▶ [YOUR TASK]:
Print back every record below, exactly as it stands.

*** Begin section ***

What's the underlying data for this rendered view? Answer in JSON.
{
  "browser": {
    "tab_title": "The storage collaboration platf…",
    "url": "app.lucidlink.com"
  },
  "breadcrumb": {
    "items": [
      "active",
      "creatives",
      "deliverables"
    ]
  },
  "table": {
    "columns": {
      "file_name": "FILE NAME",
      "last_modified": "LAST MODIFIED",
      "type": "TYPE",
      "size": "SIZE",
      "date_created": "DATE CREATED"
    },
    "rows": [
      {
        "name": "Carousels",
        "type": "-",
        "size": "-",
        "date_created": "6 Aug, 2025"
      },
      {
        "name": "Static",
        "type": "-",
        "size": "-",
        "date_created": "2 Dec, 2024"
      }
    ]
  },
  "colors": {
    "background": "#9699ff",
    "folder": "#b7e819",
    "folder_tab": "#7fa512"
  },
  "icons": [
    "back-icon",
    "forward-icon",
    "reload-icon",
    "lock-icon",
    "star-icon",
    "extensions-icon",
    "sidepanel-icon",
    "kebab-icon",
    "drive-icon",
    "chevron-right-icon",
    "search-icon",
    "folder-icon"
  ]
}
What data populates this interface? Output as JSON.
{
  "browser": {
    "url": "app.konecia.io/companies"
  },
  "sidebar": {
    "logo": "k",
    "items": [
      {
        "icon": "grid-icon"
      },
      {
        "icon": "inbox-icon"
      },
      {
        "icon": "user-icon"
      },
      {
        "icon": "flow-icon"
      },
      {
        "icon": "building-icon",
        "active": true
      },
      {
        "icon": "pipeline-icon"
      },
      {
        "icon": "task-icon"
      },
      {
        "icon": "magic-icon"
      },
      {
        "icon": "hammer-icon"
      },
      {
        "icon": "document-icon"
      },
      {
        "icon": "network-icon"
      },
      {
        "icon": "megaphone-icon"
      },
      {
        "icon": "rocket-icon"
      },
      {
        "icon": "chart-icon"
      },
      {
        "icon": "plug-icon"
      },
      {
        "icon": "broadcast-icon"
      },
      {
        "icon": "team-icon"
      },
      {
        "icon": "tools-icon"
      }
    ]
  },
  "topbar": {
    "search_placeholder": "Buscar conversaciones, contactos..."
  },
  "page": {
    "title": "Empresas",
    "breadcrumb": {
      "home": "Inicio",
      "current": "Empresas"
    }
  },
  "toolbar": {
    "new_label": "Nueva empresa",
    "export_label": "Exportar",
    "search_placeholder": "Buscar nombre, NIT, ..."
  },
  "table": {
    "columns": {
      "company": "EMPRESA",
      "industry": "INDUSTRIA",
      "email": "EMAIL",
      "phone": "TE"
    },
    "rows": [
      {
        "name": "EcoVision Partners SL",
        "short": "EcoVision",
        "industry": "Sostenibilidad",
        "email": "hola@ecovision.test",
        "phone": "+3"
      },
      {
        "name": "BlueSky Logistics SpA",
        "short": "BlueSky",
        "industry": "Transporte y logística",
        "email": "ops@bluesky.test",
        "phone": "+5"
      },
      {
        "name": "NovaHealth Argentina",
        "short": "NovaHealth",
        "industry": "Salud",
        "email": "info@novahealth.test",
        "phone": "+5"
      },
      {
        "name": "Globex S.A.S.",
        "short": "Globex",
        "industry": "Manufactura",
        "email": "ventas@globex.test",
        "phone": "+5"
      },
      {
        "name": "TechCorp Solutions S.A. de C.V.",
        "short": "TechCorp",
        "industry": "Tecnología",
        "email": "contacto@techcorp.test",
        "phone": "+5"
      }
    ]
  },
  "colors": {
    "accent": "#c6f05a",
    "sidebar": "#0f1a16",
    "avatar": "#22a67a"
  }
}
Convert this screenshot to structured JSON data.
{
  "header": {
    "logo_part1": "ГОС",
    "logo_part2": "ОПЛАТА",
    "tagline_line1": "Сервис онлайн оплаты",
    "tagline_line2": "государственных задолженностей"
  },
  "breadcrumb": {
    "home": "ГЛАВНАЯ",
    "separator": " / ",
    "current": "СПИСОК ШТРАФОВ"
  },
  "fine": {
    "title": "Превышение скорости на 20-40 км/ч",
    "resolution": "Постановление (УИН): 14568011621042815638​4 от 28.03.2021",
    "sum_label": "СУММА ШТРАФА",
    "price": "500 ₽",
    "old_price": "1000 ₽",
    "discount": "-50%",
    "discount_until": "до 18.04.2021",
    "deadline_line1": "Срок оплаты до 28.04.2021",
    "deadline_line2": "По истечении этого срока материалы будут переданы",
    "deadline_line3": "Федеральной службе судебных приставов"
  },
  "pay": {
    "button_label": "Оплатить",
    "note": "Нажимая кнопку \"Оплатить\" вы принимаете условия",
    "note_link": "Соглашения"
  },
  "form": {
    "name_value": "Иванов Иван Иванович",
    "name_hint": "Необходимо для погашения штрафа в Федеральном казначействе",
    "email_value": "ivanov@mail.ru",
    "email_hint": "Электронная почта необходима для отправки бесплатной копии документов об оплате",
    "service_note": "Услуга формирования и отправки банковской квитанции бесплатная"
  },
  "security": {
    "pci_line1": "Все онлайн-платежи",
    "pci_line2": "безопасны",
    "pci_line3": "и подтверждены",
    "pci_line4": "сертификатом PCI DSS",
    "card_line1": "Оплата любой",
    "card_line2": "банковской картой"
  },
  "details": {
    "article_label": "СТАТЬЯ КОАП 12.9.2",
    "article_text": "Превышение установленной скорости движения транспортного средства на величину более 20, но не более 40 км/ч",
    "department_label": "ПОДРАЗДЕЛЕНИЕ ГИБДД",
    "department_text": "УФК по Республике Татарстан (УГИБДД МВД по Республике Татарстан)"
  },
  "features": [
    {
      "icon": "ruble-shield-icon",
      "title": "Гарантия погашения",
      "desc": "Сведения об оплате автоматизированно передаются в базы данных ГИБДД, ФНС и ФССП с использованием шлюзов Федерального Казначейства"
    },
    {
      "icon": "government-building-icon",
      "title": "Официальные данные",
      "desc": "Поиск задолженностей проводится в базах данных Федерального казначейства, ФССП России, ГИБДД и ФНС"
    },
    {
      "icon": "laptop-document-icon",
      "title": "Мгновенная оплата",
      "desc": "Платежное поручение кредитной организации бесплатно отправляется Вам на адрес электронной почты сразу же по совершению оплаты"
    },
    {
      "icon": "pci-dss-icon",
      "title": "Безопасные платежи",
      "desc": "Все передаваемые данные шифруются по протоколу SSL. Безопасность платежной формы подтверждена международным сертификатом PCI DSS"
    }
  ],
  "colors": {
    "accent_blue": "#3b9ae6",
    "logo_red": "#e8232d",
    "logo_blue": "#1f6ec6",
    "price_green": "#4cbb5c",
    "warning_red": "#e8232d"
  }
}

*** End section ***

▶ [RESPONSE AREA]:
What's the underlying data for this rendered view? Answer in JSON.
{
  "browser": {
    "tab_title": "The storage collaboration platf…",
    "url": "app.lucidlink.com"
  },
  "breadcrumb": {
    "items": [
      "active",
      "creatives",
      "deliverables"
    ]
  },
  "table": {
    "columns": {
      "file_name": "FILE NAME",
      "last_modified": "LAST MODIFIED",
      "type": "TYPE",
      "size": "SIZE",
      "date_created": "DATE CREATED"
    },
    "rows": [
      {
        "name": "Carousels",
        "type": "-",
        "size": "-",
        "date_created": "6 Aug, 2025"
      },
      {
        "name": "Static",
        "type": "-",
        "size": "-",
        "date_created": "2 Dec, 2024"
      }
    ]
  },
  "colors": {
    "background": "#9699ff",
    "folder": "#b7e819",
    "folder_tab": "#7fa512"
  },
  "icons": [
    "back-icon",
    "forward-icon",
    "reload-icon",
    "lock-icon",
    "star-icon",
    "extensions-icon",
    "sidepanel-icon",
    "kebab-icon",
    "drive-icon",
    "chevron-right-icon",
    "search-icon",
    "folder-icon"
  ]
}
What data populates this interface? Output as JSON.
{
  "browser": {
    "url": "app.konecia.io/companies"
  },
  "sidebar": {
    "logo": "k",
    "items": [
      {
        "icon": "grid-icon"
      },
      {
        "icon": "inbox-icon"
      },
      {
        "icon": "user-icon"
      },
      {
        "icon": "flow-icon"
      },
      {
        "icon": "building-icon",
        "active": true
      },
      {
        "icon": "pipeline-icon"
      },
      {
        "icon": "task-icon"
      },
      {
        "icon": "magic-icon"
      },
      {
        "icon": "hammer-icon"
      },
      {
        "icon": "document-icon"
      },
      {
        "icon": "network-icon"
      },
      {
        "icon": "megaphone-icon"
      },
      {
        "icon": "rocket-icon"
      },
      {
        "icon": "chart-icon"
      },
      {
        "icon": "plug-icon"
      },
      {
        "icon": "broadcast-icon"
      },
      {
        "icon": "team-icon"
      },
      {
        "icon": "tools-icon"
      }
    ]
  },
  "topbar": {
    "search_placeholder": "Buscar conversaciones, contactos..."
  },
  "page": {
    "title": "Empresas",
    "breadcrumb": {
      "home": "Inicio",
      "current": "Empresas"
    }
  },
  "toolbar": {
    "new_label": "Nueva empresa",
    "export_label": "Exportar",
    "search_placeholder": "Buscar nombre, NIT, ..."
  },
  "table": {
    "columns": {
      "company": "EMPRESA",
      "industry": "INDUSTRIA",
      "email": "EMAIL",
      "phone": "TE"
    },
    "rows": [
      {
        "name": "EcoVision Partners SL",
        "short": "EcoVision",
        "industry": "Sostenibilidad",
        "email": "hola@ecovision.test",
        "phone": "+3"
      },
      {
        "name": "BlueSky Logistics SpA",
        "short": "BlueSky",
        "industry": "Transporte y logística",
        "email": "ops@bluesky.test",
        "phone": "+5"
      },
      {
        "name": "NovaHealth Argentina",
        "short": "NovaHealth",
        "industry": "Salud",
        "email": "info@novahealth.test",
        "phone": "+5"
      },
      {
        "name": "Globex S.A.S.",
        "short": "Globex",
        "industry": "Manufactura",
        "email": "ventas@globex.test",
        "phone": "+5"
      },
      {
        "name": "TechCorp Solutions S.A. de C.V.",
        "short": "TechCorp",
        "industry": "Tecnología",
        "email": "contacto@techcorp.test",
        "phone": "+5"
      }
    ]
  },
  "colors": {
    "accent": "#c6f05a",
    "sidebar": "#0f1a16",
    "avatar": "#22a67a"
  }
}
Convert this screenshot to structured JSON data.
{
  "header": {
    "logo_part1": "ГОС",
    "logo_part2": "ОПЛАТА",
    "tagline_line1": "Сервис онлайн оплаты",
    "tagline_line2": "государственных задолженностей"
  },
  "breadcrumb": {
    "home": "ГЛАВНАЯ",
    "separator": " / ",
    "current": "СПИСОК ШТРАФОВ"
  },
  "fine": {
    "title": "Превышение скорости на 20-40 км/ч",
    "resolution": "Постановление (УИН): 14568011621042815638​4 от 28.03.2021",
    "sum_label": "СУММА ШТРАФА",
    "price": "500 ₽",
    "old_price": "1000 ₽",
    "discount": "-50%",
    "discount_until": "до 18.04.2021",
    "deadline_line1": "Срок оплаты до 28.04.2021",
    "deadline_line2": "По истечении этого срока материалы будут переданы",
    "deadline_line3": "Федеральной службе судебных приставов"
  },
  "pay": {
    "button_label": "Оплатить",
    "note": "Нажимая кнопку \"Оплатить\" вы принимаете условия",
    "note_link": "Соглашения"
  },
  "form": {
    "name_value": "Иванов Иван Иванович",
    "name_hint": "Необходимо для погашения штрафа в Федеральном казначействе",
    "email_value": "ivanov@mail.ru",
    "email_hint": "Электронная почта необходима для отправки бесплатной копии документов об оплате",
    "service_note": "Услуга формирования и отправки банковской квитанции бесплатная"
  },
  "security": {
    "pci_line1": "Все онлайн-платежи",
    "pci_line2": "безопасны",
    "pci_line3": "и подтверждены",
    "pci_line4": "сертификатом PCI DSS",
    "card_line1": "Оплата любой",
    "card_line2": "банковской картой"
  },
  "details": {
    "article_label": "СТАТЬЯ КОАП 12.9.2",
    "article_text": "Превышение установленной скорости движения транспортного средства на величину более 20, но не более 40 км/ч",
    "department_label": "ПОДРАЗДЕЛЕНИЕ ГИБДД",
    "department_text": "УФК по Республике Татарстан (УГИБДД МВД по Республике Татарстан)"
  },
  "features": [
    {
      "icon": "ruble-shield-icon",
      "title": "Гарантия погашения",
      "desc": "Сведения об оплате автоматизированно передаются в базы данных ГИБДД, ФНС и ФССП с использованием шлюзов Федерального Казначейства"
    },
    {
      "icon": "government-building-icon",
      "title": "Официальные данные",
      "desc": "Поиск задолженностей проводится в базах данных Федерального казначейства, ФССП России, ГИБДД и ФНС"
    },
    {
      "icon": "laptop-document-icon",
      "title": "Мгновенная оплата",
      "desc": "Платежное поручение кредитной организации бесплатно отправляется Вам на адрес электронной почты сразу же по совершению оплаты"
    },
    {
      "icon": "pci-dss-icon",
      "title": "Безопасные платежи",
      "desc": "Все передаваемые данные шифруются по протоколу SSL. Безопасность платежной формы подтверждена международным сертификатом PCI DSS"
    }
  ],
  "colors": {
    "accent_blue": "#3b9ae6",
    "logo_red": "#e8232d",
    "logo_blue": "#1f6ec6",
    "price_green": "#4cbb5c",
    "warning_red": "#e8232d"
  }
}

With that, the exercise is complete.